Stored data
+-------+

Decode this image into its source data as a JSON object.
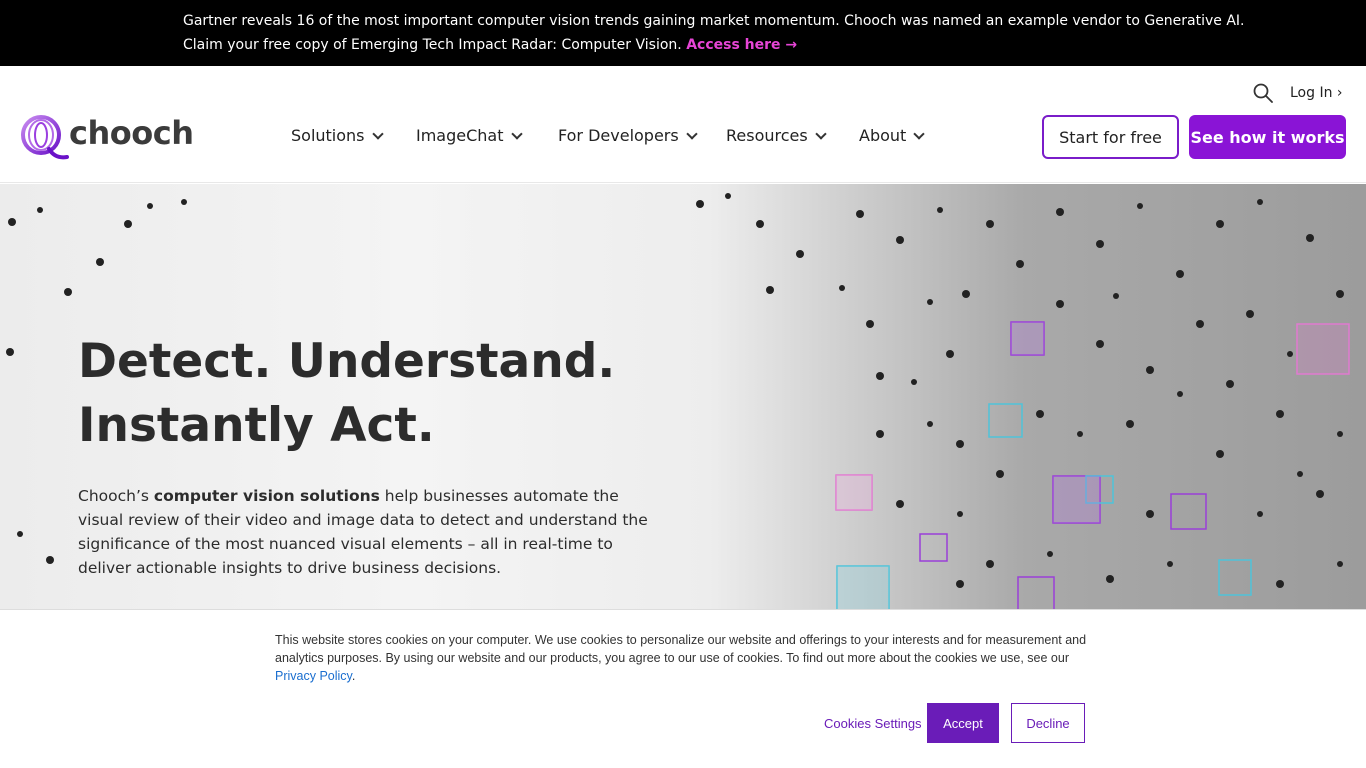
{
  "announcement": {
    "line1": "Gartner reveals 16 of the most important computer vision trends gaining market momentum. Chooch was named an example vendor to Generative AI.",
    "line2": "Claim your free copy of Emerging Tech Impact Radar: Computer Vision.",
    "link": "Access here →"
  },
  "header": {
    "logo_text": "chooch",
    "nav": [
      {
        "label": "Solutions"
      },
      {
        "label": "ImageChat"
      },
      {
        "label": "For Developers"
      },
      {
        "label": "Resources"
      },
      {
        "label": "About"
      }
    ],
    "login": "Log In ›",
    "start_free": "Start for free",
    "see_how": "See how it works"
  },
  "hero": {
    "title_line1": "Detect. Understand.",
    "title_line2": "Instantly Act.",
    "body_prefix": "Chooch’s ",
    "body_bold": "computer vision solutions",
    "body_suffix": " help businesses automate the visual review of their video and image data to detect and understand the significance of the most nuanced visual elements – all in real-time to deliver actionable insights to drive business decisions."
  },
  "cookie": {
    "text": "This website stores cookies on your computer. We use cookies to personalize our website and offerings to your interests and for measurement and analytics purposes. By using our website and our products, you agree to our use of cookies. To find out more about the cookies we use, see our ",
    "policy_link": "Privacy Policy",
    "period": ".",
    "settings": "Cookies Settings",
    "accept": "Accept",
    "decline": "Decline"
  },
  "colors": {
    "brand_purple": "#8a14d6",
    "announce_link": "#e645d6",
    "cookie_purple": "#6a1cb8"
  }
}
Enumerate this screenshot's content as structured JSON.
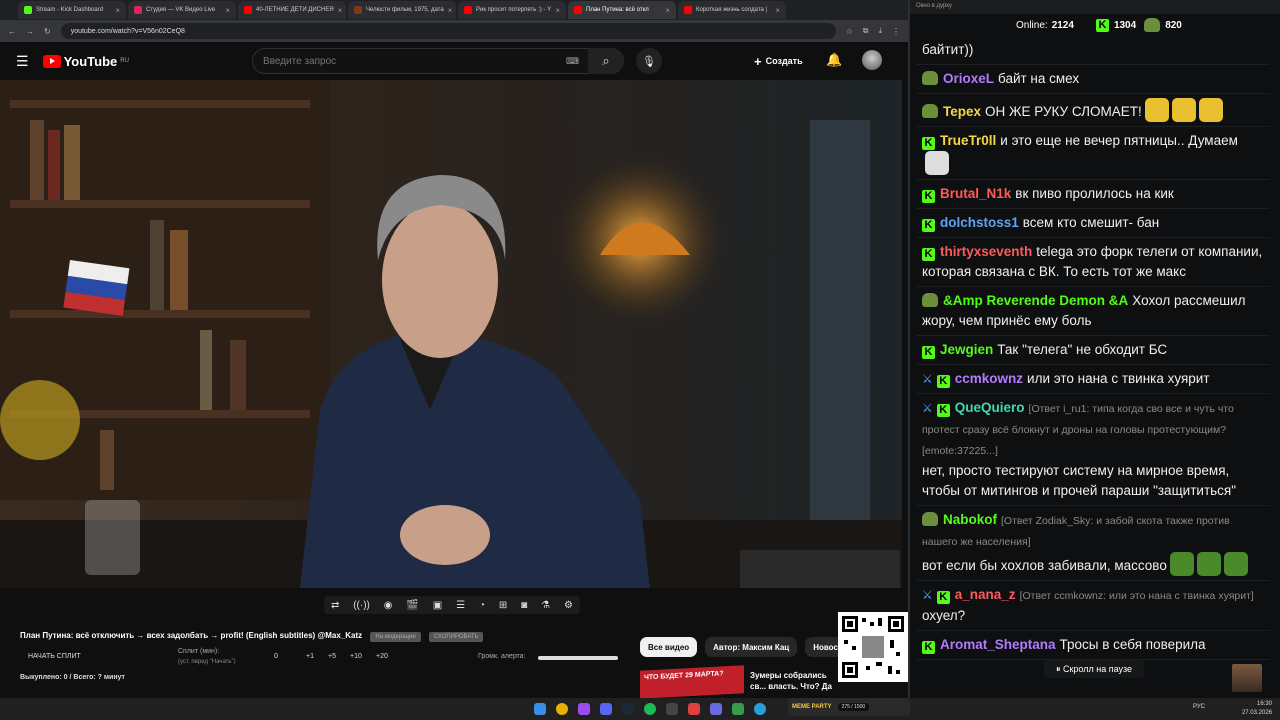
{
  "browser": {
    "tabs": [
      {
        "label": "Stream - Kick Dashboard",
        "color": "#53fc18"
      },
      {
        "label": "Студия — VK Видео Live",
        "color": "#e0245e"
      },
      {
        "label": "40-ЛЕТНИЕ ДЕТИ ДИСНЕЯ",
        "color": "#ff0000"
      },
      {
        "label": "Челюсти фильм, 1975, дата",
        "color": "#7a3a1a"
      },
      {
        "label": "Рик просит потерпеть :) - Y",
        "color": "#ff0000"
      },
      {
        "label": "План Путина: всё откл",
        "color": "#ff0000",
        "active": true
      },
      {
        "label": "Короткая жизнь солдата | ",
        "color": "#ff0000"
      }
    ],
    "url": "youtube.com/watch?v=V56n02CeQ8",
    "controls": [
      "–",
      "▢",
      "✕"
    ]
  },
  "youtube": {
    "logo": "YouTube",
    "region": "RU",
    "search_placeholder": "Введите запрос",
    "create_label": "Создать",
    "video_title": "План Путина: всё отключить → всех задолбать → profit! (English subtitles) @Max_Katz",
    "title_pills": [
      "На модерации",
      "СКОПИРОВАТЬ"
    ],
    "split": {
      "start_label": "НАЧАТЬ СПЛИТ",
      "minutes_label": "Сплит (мин):",
      "minutes_hint": "(уст. перед \"Начать\")",
      "value": "0",
      "increments": [
        "+1",
        "+5",
        "+10",
        "+20"
      ],
      "alert_label": "Громк. алерта:",
      "alert_level": 1.0,
      "bought_text": "Выкуплено: 0 / Всего: ? минут"
    },
    "chips": [
      "Все видео",
      "Автор: Максим Кац",
      "Новост"
    ],
    "suggested": {
      "thumb_text": "ЧТО БУДЕТ 29 МАРТА?",
      "title": "Зумеры собрались св... власть. Что? Да"
    },
    "player_controls": [
      "loop-icon",
      "broadcast-icon",
      "eye-icon",
      "clapper-icon",
      "pip-icon",
      "subtitles-icon",
      "speed-icon",
      "add-icon",
      "camera-icon",
      "flask-icon",
      "gear-icon"
    ]
  },
  "chat": {
    "window_title": "Окно в дурку",
    "online_label": "Online:",
    "online_count": "2124",
    "kick_count": "1304",
    "frog_count": "820",
    "paused_label": "⏸ Скролл на паузе",
    "messages": [
      {
        "user": "",
        "color": "#fff",
        "text": "байтит))"
      },
      {
        "user": "OrioxeL",
        "color": "#b37bff",
        "badge": "frog",
        "text": "байт на смех"
      },
      {
        "user": "Tepex",
        "color": "#f5d84a",
        "badge": "frog",
        "text": "ОН ЖЕ РУКУ СЛОМАЕТ!",
        "emotes": 3
      },
      {
        "user": "TrueTr0ll",
        "color": "#f5d84a",
        "badge": "kick",
        "text": "и это еще не вечер пятницы.. Думаем",
        "emotes": 1
      },
      {
        "user": "Brutal_N1k",
        "color": "#ff5b5b",
        "badge": "kick",
        "text": "вк пиво пролилось на кик"
      },
      {
        "user": "dolchstoss1",
        "color": "#5da4f5",
        "badge": "kick",
        "text": "всем кто смешит- бан"
      },
      {
        "user": "thirtyxseventh",
        "color": "#ff5b5b",
        "badge": "kick",
        "text": "telega это форк телеги от компании, которая связана с ВК. То есть тот же макс"
      },
      {
        "user": "&Amp Reverende Demon &A",
        "color": "#53fc18",
        "badge": "frog",
        "text": "Хохол рассмешил жору, чем принёс ему боль"
      },
      {
        "user": "Jewgien",
        "color": "#53fc18",
        "badge": "kick",
        "text": "Так \"телега\" не обходит БС"
      },
      {
        "user": "ccmkownz",
        "color": "#b37bff",
        "badge": "sword",
        "text": "или это нана с твинка хуярит"
      },
      {
        "user": "QueQuiero",
        "color": "#3fd8b0",
        "badge": "sword",
        "reply": "[Ответ i_ru1: типа когда сво все и чуть что протест сразу всё блокнут и дроны на головы протестующим? [emote:37225...]",
        "text": "нет, просто тестируют систему на мирное время, чтобы от митингов и прочей параши \"защититься\""
      },
      {
        "user": "Nabokof",
        "color": "#53fc18",
        "badge": "frog",
        "reply": "[Ответ Zodiak_Sky: и забой скота также против нашего же населения]",
        "text": "вот если бы хохлов забивали, массово",
        "emotes": 3
      },
      {
        "user": "a_nana_z",
        "color": "#ff5b5b",
        "badge": "sword",
        "reply": "[Ответ ccmkownz: или это нана с твинка хуярит]",
        "text": "охуел?"
      },
      {
        "user": "Aromat_Sheptana",
        "color": "#b37bff",
        "badge": "kick",
        "text": "Тросы в себя поверила"
      }
    ]
  },
  "taskbar": {
    "lang": "РУС",
    "time": "16:30",
    "date": "27.03.2026",
    "meme_party": "MEME PARTY",
    "meme_progress": "275 / 1500"
  }
}
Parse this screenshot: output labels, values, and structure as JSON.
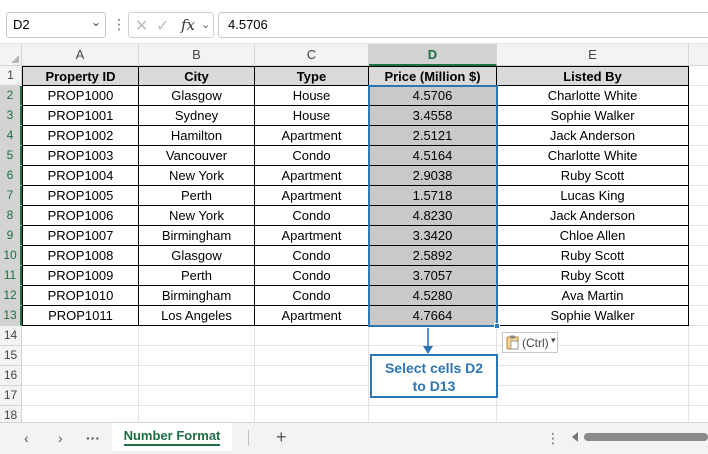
{
  "formula_bar": {
    "name_box": "D2",
    "menu_glyph": "⋮",
    "cancel_glyph": "✕",
    "enter_glyph": "✓",
    "fx_label": "fx",
    "formula_value": "4.5706"
  },
  "columns": [
    "A",
    "B",
    "C",
    "D",
    "E"
  ],
  "selected_column": "D",
  "row_numbers": [
    "1",
    "2",
    "3",
    "4",
    "5",
    "6",
    "7",
    "8",
    "9",
    "10",
    "11",
    "12",
    "13",
    "14",
    "15",
    "16",
    "17",
    "18"
  ],
  "table": {
    "headers": [
      "Property ID",
      "City",
      "Type",
      "Price (Million $)",
      "Listed By"
    ],
    "rows": [
      [
        "PROP1000",
        "Glasgow",
        "House",
        "4.5706",
        "Charlotte White"
      ],
      [
        "PROP1001",
        "Sydney",
        "House",
        "3.4558",
        "Sophie Walker"
      ],
      [
        "PROP1002",
        "Hamilton",
        "Apartment",
        "2.5121",
        "Jack Anderson"
      ],
      [
        "PROP1003",
        "Vancouver",
        "Condo",
        "4.5164",
        "Charlotte White"
      ],
      [
        "PROP1004",
        "New York",
        "Apartment",
        "2.9038",
        "Ruby Scott"
      ],
      [
        "PROP1005",
        "Perth",
        "Apartment",
        "1.5718",
        "Lucas King"
      ],
      [
        "PROP1006",
        "New York",
        "Condo",
        "4.8230",
        "Jack Anderson"
      ],
      [
        "PROP1007",
        "Birmingham",
        "Apartment",
        "3.3420",
        "Chloe Allen"
      ],
      [
        "PROP1008",
        "Glasgow",
        "Condo",
        "2.5892",
        "Ruby Scott"
      ],
      [
        "PROP1009",
        "Perth",
        "Condo",
        "3.7057",
        "Ruby Scott"
      ],
      [
        "PROP1010",
        "Birmingham",
        "Condo",
        "4.5280",
        "Ava Martin"
      ],
      [
        "PROP1011",
        "Los Angeles",
        "Apartment",
        "4.7664",
        "Sophie Walker"
      ]
    ]
  },
  "paste_options": {
    "label": "(Ctrl)",
    "caret": "▾"
  },
  "callout": {
    "line1": "Select cells D2",
    "line2": "to D13"
  },
  "sheet_tabs": {
    "prev": "‹",
    "next": "›",
    "more": "···",
    "active": "Number Format",
    "add": "+",
    "scroll_menu": "⋮"
  },
  "colors": {
    "accent": "#1e7145",
    "callout": "#2e75b6",
    "header_fill": "#d9d9d9",
    "selection_fill": "#c9c9c9"
  }
}
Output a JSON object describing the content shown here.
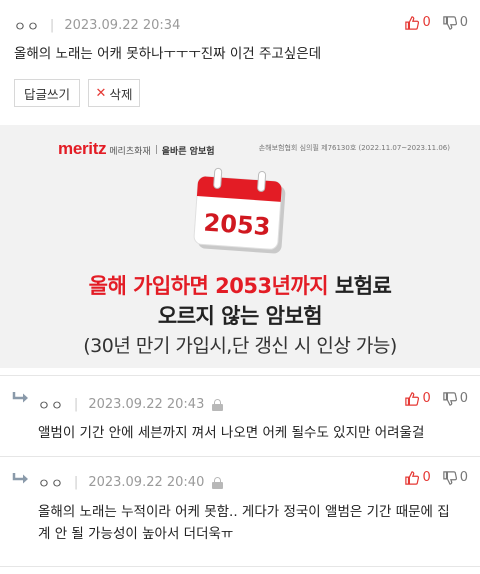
{
  "comments": [
    {
      "author": "ㅇㅇ",
      "date": "2023.09.22 20:34",
      "text": "올해의 노래는 어캐 못하나ㅜㅜㅜ진짜 이건 주고싶은데",
      "up": "0",
      "down": "0",
      "reply_label": "답글쓰기",
      "delete_label": "삭제"
    },
    {
      "author": "ㅇㅇ",
      "date": "2023.09.22 20:43",
      "text": "앨범이 기간 안에 세븐까지 껴서 나오면 어케 될수도 있지만 어려울걸",
      "up": "0",
      "down": "0"
    },
    {
      "author": "ㅇㅇ",
      "date": "2023.09.22 20:40",
      "text_line1": "올해의 노래는 누적이라 어케 못함.. 게다가 정국이 앨범은 기간 때문에 집",
      "text_line2": "계 안 될 가능성이 높아서 더더욱ㅠ",
      "up": "0",
      "down": "0"
    }
  ],
  "ad": {
    "brand": "meritz",
    "brand_kr": "메리츠화재",
    "product": "올바른 암보험",
    "notice": "손해보험협회 심의필 제76130호 (2022.11.07~2023.11.06)",
    "calendar_year": "2053",
    "line1_red": "올해 가입하면 2053년까지",
    "line1_dark": " 보험료",
    "line2": "오르지 않는 암보험",
    "line3": "(30년 만기 가입시,단 갱신 시 인상 가능)",
    "accent_color": "#e31c25"
  },
  "icons": {
    "thumbs_up": "thumbs-up-icon",
    "thumbs_down": "thumbs-down-icon",
    "reply_arrow": "reply-arrow-icon",
    "lock": "lock-icon",
    "close": "close-icon"
  }
}
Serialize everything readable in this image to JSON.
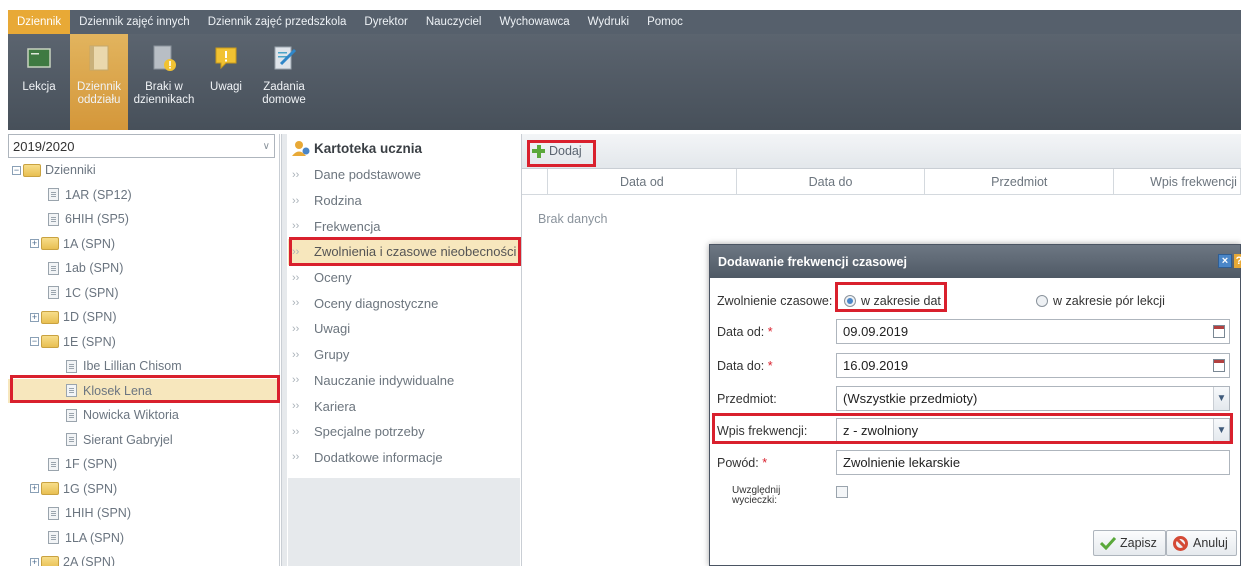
{
  "menu": {
    "items": [
      "Dziennik",
      "Dziennik zajęć innych",
      "Dziennik zajęć przedszkola",
      "Dyrektor",
      "Nauczyciel",
      "Wychowawca",
      "Wydruki",
      "Pomoc"
    ]
  },
  "ribbon": {
    "buttons": [
      {
        "label": "Lekcja",
        "icon": "lesson-icon"
      },
      {
        "label": "Dziennik\noddziału",
        "icon": "class-journal-icon"
      },
      {
        "label": "Braki w\ndziennikach",
        "icon": "journal-gaps-icon"
      },
      {
        "label": "Uwagi",
        "icon": "remarks-icon"
      },
      {
        "label": "Zadania\ndomowe",
        "icon": "homework-icon"
      }
    ]
  },
  "tree": {
    "year": "2019/2020",
    "root": "Dzienniki",
    "nodes": [
      "1AR (SP12)",
      "6HIH (SP5)",
      "1A (SPN)",
      "1ab (SPN)",
      "1C (SPN)",
      "1D (SPN)",
      "1E (SPN)",
      "Ibe Lillian Chisom",
      "Klosek Lena",
      "Nowicka Wiktoria",
      "Sierant Gabryjel",
      "1F (SPN)",
      "1G (SPN)",
      "1HIH (SPN)",
      "1LA (SPN)",
      "2A (SPN)"
    ]
  },
  "kartoteka": {
    "title": "Kartoteka ucznia",
    "items": [
      "Dane podstawowe",
      "Rodzina",
      "Frekwencja",
      "Zwolnienia i czasowe nieobecności",
      "Oceny",
      "Oceny diagnostyczne",
      "Uwagi",
      "Grupy",
      "Nauczanie indywidualne",
      "Kariera",
      "Specjalne potrzeby",
      "Dodatkowe informacje"
    ]
  },
  "grid": {
    "add_label": "Dodaj",
    "columns": [
      "Data od",
      "Data do",
      "Przedmiot",
      "Wpis frekwencji"
    ],
    "empty": "Brak danych"
  },
  "dialog": {
    "title": "Dodawanie frekwencji czasowej",
    "close": "×",
    "help": "?",
    "zwolnienie_label": "Zwolnienie czasowe:",
    "radio_dates": "w zakresie dat",
    "radio_lessons": "w zakresie pór lekcji",
    "data_od_label": "Data od:",
    "data_od": "09.09.2019",
    "data_do_label": "Data do:",
    "data_do": "16.09.2019",
    "przedmiot_label": "Przedmiot:",
    "przedmiot": "(Wszystkie przedmioty)",
    "wpis_label": "Wpis frekwencji:",
    "wpis": "z - zwolniony",
    "powod_label": "Powód:",
    "powod": "Zwolnienie lekarskie",
    "wycieczki_label": "Uwzględnij\nwycieczki:",
    "save": "Zapisz",
    "cancel": "Anuluj",
    "required": "*"
  },
  "colors": {
    "accent": "#e8a936",
    "menubar": "#56606c",
    "highlight": "#d9202d",
    "selection": "#f7e7bd"
  }
}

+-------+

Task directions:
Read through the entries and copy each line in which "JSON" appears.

Answer for the task:
Decode this image into its source data as a JSON object.
Enumerate this screenshot's content as structured JSON.
Parse this screenshot: output labels, values, and structure as JSON.
Output a JSON object describing the content shown here.
Serialize everything readable in this image to JSON.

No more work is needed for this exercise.